* **Supplied data**:
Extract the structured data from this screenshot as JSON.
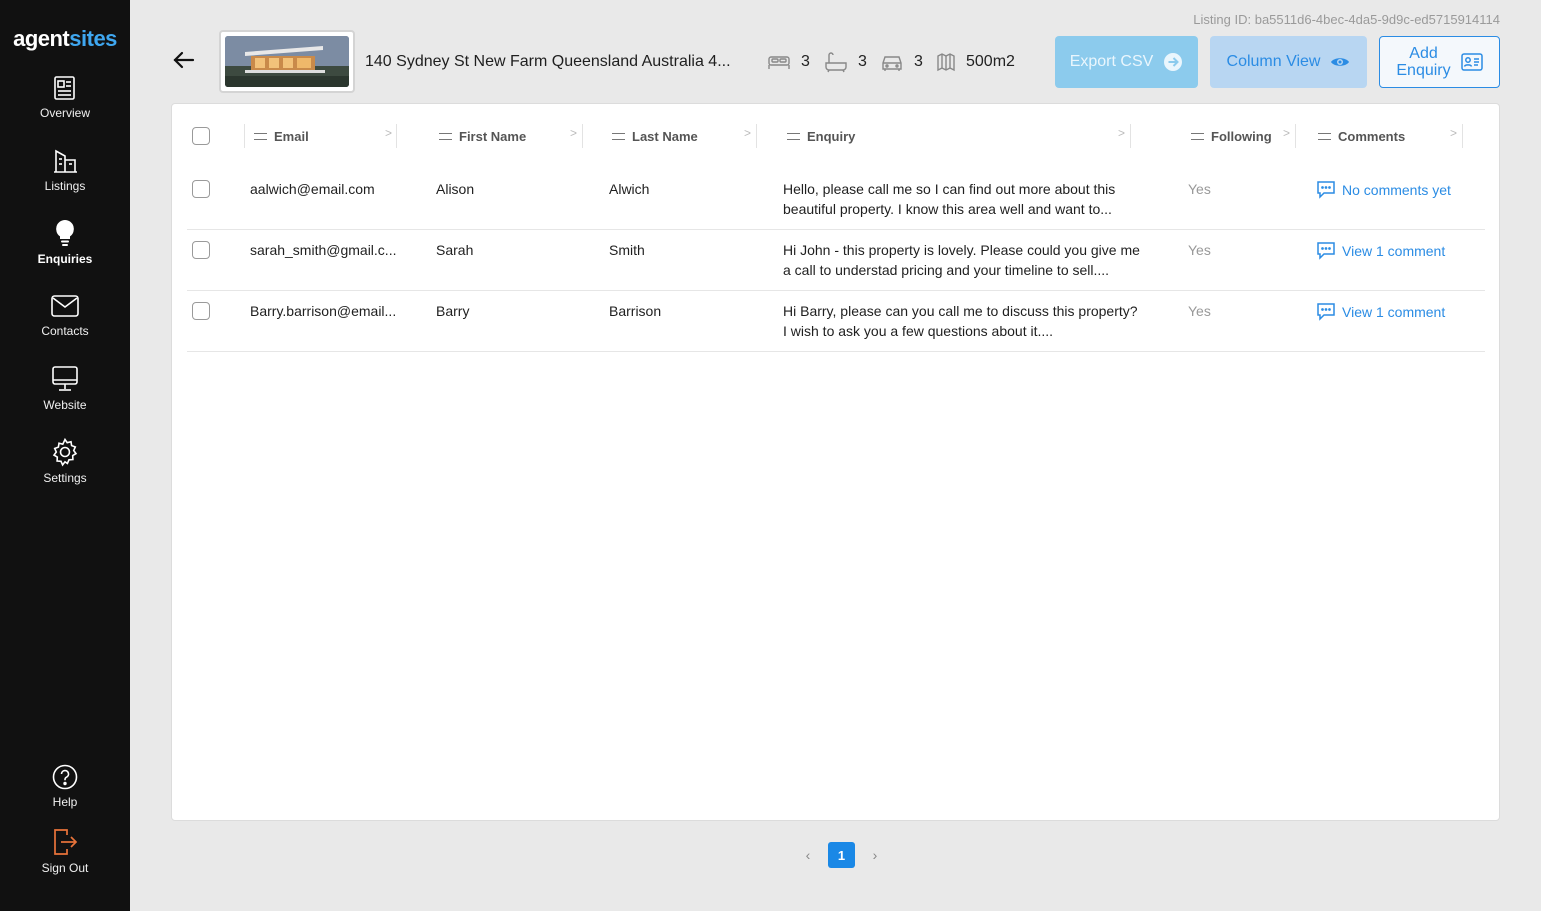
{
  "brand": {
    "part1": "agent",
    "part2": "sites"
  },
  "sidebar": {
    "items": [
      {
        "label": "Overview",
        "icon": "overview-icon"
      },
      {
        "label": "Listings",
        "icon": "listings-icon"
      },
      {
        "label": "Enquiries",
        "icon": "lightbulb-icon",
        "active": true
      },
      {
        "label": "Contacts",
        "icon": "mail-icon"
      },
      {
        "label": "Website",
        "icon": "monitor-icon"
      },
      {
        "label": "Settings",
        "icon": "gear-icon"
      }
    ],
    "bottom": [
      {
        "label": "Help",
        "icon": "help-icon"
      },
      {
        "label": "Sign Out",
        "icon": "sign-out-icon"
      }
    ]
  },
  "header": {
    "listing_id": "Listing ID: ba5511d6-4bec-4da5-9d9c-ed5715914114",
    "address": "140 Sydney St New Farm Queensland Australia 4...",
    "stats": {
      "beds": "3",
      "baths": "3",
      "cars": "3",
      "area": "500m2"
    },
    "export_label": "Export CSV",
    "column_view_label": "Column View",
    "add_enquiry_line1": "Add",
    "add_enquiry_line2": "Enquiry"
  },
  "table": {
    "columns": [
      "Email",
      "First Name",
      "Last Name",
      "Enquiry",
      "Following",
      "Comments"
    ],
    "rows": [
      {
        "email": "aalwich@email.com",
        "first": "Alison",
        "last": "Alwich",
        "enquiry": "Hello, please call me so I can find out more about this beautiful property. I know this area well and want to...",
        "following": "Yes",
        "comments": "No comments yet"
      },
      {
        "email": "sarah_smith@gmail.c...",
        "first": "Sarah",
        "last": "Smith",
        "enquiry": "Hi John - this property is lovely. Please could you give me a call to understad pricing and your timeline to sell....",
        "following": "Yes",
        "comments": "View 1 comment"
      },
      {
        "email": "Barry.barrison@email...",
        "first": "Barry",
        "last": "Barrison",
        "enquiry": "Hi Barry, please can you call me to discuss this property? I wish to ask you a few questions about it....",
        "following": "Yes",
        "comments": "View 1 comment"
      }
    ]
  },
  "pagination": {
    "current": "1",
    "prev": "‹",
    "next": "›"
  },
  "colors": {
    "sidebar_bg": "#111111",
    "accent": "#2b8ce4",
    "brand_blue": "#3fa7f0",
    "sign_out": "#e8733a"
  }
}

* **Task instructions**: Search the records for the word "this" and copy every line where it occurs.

* **Exercise response**:
Extract the structured data from this screenshot as JSON.
        "enquiry": "Hello, please call me so I can find out more about this beautiful property. I know this area well and want to...",
        "enquiry": "Hi John - this property is lovely. Please could you give me a call to understad pricing and your timeline to sell....",
        "enquiry": "Hi Barry, please can you call me to discuss this property? I wish to ask you a few questions about it....",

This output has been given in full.